(Dataset rows describing interfaces)
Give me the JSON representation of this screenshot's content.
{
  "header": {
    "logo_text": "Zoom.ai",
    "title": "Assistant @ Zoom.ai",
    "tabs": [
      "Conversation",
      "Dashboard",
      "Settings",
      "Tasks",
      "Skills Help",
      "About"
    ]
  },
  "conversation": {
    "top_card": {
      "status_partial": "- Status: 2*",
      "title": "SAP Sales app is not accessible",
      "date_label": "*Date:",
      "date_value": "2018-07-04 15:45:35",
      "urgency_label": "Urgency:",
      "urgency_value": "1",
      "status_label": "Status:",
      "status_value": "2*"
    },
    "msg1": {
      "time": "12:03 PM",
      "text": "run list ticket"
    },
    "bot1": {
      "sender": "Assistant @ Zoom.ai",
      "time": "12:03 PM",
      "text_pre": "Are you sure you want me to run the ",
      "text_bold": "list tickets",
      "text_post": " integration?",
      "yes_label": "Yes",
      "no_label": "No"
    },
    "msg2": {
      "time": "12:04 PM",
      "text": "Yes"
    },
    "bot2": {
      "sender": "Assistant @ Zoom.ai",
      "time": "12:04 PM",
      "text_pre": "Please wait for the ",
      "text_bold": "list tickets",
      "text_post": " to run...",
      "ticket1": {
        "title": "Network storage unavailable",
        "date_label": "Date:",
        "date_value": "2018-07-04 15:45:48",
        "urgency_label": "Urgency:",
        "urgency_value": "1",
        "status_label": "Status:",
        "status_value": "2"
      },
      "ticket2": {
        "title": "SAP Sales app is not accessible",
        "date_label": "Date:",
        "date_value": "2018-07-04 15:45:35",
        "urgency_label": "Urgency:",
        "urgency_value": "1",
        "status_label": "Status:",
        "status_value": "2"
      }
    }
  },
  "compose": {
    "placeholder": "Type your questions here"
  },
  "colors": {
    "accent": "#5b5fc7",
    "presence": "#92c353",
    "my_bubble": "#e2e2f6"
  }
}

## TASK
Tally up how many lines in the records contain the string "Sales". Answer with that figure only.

## SOLUTION
2